Logistics and its Environmental Impact Part 5

The 2020’s started out as going to be the decade in which going green was the only way forward for logistics companies. Decarbonisation and reducing the environmental impact of company’s supply chains looked like would feature as a major part in business plans.  Companies in the logistics sectors choosing to adopt a going green plan seem to have many advantages despite the additional expense.

  • Positive PR for the company
  • Advertisement and promotional tool to existing and new clients
  • Long term cost savings
  • Risk reduction to employees not having to handle liquid fuels
  • Risk reduction to employees having better air quality in distribution centres and transport yards
  • Reduction or elimination of storing flammable liquids
  • Risk reduction of fuel spills and associated health and safety with storing the fuel
  • Easier maintenance of vehicles

Then we entered the Coronavirus crisis which has within a few months has change the world completely. It will be interesting to see if the long term Coronavirus impacts the sectors green credentials. If we enter a long world recession which may mean lower oil prices. This then has a knock on effect of reducing the demand for replacing internal combustion vehicles with zero emissions vehicles.  While the green reform momentum started in the previous decade at lease has credit a solid base and it may well mean that we have reached a tipping point that there is no going back to the old polluting ways. Already several shipping lines have decided to take advantage of the lower oil prices and transit from China to Europe via South Africa. While this is a longer route, the shipping lines can avoid having to pay Suez Cannel Fees. However this means much more emissions per voyage from the vessels but this is an example of economic benefits outweighing the environmental ones.

IKEA have publicly said they will not be shipping on any service which takes this route as it will impact the company’s public green credentials. All their cargo must be shipped on the shortest most efficient route into Europe to reduce their emissions. This is probably one of the first times that a large shipper has used environmental impact factors in their supply chain choices. While no other large shippers have taken any similar action, it does show that some companies regard how the public see their handling of their environmentally impact is important.

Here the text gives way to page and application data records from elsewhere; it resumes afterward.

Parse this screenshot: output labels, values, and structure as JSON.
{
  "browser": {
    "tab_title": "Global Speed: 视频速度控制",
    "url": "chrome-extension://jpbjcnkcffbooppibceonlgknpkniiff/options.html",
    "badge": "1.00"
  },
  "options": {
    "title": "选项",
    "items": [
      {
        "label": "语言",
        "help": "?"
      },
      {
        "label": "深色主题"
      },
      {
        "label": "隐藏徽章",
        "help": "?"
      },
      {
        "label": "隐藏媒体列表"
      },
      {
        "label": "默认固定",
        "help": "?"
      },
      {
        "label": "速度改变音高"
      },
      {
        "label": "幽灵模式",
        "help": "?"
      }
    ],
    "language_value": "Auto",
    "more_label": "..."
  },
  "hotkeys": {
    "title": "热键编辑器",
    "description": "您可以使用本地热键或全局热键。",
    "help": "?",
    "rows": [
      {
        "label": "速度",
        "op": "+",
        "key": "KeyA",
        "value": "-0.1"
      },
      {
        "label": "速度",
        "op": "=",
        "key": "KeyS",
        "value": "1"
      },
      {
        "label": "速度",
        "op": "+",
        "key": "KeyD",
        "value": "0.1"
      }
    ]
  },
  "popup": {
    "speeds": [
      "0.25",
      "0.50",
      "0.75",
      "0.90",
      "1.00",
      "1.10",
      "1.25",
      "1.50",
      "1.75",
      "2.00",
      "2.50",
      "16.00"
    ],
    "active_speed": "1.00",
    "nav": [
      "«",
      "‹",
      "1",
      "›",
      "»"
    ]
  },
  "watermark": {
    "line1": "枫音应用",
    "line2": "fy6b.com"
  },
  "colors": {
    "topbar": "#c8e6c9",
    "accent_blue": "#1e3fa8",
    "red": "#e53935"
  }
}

With governments around the world looking to stimulating their economies, green technology and green infrastructure projects are going to be ones which start to get much more attention and investment.  In Stallingborough, UK final planning permission has been given for the go ahead of a fuel production facility which uses household waste as its source material. The facility is being developed by a specialist company called Velocys, but has backing from industrial giants including Shell and British Airways. Despite planning permission being given it will be a least a further 2 years before construction starts and it is estimated the plant will not be online until the middle of the decade. However the fuel produced is planned to be used in both the airfreight and trucking industry helping to reduce their impact while reusing waste which would normally be buried in the ground.